The lines to find are those in the entries that hold the word "nums"; copy every one of them.

## Supplied records
****

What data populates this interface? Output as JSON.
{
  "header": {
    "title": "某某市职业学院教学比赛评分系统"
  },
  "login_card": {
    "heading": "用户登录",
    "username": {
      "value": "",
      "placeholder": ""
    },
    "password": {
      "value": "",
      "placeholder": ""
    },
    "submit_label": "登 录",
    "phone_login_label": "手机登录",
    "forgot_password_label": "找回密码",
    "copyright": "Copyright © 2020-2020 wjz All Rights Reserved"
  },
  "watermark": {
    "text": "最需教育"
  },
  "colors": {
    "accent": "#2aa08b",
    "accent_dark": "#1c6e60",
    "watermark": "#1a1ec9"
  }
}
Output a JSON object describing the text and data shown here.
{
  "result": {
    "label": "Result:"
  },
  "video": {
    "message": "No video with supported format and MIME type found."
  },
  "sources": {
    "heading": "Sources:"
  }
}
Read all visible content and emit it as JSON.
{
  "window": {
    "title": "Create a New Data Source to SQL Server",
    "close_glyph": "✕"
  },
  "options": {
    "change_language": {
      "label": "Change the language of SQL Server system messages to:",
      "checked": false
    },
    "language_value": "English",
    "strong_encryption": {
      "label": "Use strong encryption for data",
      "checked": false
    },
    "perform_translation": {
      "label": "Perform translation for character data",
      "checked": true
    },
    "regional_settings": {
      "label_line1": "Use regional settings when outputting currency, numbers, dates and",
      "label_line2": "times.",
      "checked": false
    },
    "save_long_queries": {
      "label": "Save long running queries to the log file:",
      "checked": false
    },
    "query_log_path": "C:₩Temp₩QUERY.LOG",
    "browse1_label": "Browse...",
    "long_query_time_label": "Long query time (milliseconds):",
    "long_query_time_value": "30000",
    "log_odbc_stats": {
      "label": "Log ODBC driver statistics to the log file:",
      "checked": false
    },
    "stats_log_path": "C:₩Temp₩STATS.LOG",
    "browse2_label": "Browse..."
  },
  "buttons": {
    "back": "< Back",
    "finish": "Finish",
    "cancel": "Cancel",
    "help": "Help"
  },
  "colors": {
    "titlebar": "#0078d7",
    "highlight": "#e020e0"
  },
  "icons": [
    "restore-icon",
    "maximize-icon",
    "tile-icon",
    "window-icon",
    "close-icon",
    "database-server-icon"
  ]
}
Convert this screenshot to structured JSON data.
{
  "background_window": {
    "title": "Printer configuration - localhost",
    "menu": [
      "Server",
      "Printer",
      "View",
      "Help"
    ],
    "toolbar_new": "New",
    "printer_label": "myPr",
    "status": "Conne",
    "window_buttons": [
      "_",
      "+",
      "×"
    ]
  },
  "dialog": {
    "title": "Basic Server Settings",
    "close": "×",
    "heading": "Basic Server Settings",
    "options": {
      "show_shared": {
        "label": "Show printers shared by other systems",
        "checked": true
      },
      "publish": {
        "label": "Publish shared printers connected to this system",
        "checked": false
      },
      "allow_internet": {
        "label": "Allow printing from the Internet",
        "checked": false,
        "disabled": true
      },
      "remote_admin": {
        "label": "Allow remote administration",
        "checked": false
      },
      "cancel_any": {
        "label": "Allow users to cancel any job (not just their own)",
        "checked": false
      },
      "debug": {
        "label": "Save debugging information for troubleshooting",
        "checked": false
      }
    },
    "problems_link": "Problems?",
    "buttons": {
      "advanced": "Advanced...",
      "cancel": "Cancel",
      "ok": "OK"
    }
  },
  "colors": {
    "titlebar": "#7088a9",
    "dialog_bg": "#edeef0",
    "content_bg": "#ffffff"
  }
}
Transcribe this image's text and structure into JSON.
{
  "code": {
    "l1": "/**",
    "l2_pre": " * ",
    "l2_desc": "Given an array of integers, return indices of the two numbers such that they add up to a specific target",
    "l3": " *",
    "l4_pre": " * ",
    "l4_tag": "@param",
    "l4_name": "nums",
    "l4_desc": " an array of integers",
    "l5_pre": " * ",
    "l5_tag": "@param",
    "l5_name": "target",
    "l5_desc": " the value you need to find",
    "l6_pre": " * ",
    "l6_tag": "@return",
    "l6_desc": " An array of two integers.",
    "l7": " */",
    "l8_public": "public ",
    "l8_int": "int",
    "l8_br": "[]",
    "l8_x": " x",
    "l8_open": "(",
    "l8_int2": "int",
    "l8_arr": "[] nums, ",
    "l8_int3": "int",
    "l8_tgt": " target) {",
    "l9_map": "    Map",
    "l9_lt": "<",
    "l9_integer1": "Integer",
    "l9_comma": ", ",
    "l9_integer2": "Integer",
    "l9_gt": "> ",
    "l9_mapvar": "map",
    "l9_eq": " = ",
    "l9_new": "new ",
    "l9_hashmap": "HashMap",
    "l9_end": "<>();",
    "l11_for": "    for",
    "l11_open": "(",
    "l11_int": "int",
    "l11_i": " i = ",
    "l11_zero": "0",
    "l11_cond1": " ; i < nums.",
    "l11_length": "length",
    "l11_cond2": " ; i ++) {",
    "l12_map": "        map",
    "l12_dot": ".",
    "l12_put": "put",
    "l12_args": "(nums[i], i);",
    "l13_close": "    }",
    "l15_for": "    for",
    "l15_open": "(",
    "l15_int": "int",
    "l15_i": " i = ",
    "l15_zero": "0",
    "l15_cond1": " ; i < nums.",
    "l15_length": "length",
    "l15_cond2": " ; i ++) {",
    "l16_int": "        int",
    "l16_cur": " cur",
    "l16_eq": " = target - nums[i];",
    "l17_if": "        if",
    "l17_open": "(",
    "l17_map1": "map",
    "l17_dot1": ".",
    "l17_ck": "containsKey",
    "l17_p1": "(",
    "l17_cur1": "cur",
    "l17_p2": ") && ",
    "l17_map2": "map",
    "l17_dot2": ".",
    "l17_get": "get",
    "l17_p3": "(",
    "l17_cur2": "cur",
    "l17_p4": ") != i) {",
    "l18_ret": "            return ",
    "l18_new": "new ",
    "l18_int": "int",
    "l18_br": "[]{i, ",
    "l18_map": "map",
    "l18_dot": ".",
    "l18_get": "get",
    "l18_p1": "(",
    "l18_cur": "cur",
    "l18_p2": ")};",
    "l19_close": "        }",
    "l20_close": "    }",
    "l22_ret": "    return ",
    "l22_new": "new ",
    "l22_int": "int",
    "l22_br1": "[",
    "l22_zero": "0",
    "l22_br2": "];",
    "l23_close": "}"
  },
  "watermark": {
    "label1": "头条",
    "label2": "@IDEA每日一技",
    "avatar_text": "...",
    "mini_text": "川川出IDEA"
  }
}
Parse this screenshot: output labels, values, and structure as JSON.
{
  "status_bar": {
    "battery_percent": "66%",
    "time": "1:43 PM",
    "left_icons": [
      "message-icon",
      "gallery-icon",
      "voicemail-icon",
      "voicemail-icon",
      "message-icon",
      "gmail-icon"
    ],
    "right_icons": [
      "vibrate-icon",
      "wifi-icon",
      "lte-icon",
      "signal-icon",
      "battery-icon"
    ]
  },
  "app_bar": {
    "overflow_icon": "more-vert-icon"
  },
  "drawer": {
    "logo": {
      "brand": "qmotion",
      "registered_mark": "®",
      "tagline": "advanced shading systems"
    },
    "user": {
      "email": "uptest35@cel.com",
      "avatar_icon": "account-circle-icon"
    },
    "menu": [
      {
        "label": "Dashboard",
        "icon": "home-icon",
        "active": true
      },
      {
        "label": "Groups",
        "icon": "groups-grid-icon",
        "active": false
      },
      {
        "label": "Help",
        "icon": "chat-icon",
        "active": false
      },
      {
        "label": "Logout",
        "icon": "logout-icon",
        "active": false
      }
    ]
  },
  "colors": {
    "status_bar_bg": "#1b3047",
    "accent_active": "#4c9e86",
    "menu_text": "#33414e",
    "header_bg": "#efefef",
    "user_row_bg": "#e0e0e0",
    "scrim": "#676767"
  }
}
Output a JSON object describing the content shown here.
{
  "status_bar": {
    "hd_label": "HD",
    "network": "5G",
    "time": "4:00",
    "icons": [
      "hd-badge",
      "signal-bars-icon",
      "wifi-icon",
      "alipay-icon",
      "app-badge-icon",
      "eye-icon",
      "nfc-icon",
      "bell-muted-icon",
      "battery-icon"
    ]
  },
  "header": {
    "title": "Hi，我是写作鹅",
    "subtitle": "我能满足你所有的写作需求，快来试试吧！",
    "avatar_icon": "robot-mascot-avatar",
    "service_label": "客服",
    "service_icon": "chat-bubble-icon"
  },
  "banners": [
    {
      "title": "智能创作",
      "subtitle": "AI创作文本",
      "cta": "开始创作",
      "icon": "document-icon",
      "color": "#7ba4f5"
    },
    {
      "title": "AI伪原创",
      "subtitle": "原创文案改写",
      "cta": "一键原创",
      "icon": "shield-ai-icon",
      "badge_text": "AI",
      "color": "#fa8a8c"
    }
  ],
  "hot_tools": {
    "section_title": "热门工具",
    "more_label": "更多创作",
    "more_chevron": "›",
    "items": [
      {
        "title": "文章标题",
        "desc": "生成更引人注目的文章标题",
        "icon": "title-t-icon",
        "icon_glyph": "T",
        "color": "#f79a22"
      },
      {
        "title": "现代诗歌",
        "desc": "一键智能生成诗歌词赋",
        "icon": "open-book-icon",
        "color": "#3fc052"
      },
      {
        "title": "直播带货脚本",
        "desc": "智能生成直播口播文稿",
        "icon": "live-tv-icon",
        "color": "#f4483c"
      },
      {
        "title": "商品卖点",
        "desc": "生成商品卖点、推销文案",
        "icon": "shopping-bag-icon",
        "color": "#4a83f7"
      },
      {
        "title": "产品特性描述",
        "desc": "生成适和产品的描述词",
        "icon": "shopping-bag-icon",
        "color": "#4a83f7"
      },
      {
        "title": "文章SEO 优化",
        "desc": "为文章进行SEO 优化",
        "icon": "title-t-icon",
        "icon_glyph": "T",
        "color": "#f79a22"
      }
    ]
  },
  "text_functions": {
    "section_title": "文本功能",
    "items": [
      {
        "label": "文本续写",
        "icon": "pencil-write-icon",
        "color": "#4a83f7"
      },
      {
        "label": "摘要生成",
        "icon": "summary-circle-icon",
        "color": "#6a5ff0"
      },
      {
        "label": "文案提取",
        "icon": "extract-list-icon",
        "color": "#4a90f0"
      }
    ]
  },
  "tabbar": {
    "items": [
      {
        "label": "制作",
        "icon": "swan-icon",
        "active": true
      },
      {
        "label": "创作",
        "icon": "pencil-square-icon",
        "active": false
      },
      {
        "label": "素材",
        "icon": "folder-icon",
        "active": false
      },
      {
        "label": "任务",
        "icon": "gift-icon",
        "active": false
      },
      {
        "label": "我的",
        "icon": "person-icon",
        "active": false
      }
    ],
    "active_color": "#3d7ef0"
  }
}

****

## Written reply
    "l4_name": "nums",
    "l8_arr": "[] nums, ",
    "l11_cond1": " ; i < nums.",
    "l12_args": "(nums[i], i);",
    "l15_cond1": " ; i < nums.",
    "l16_eq": " = target - nums[i];",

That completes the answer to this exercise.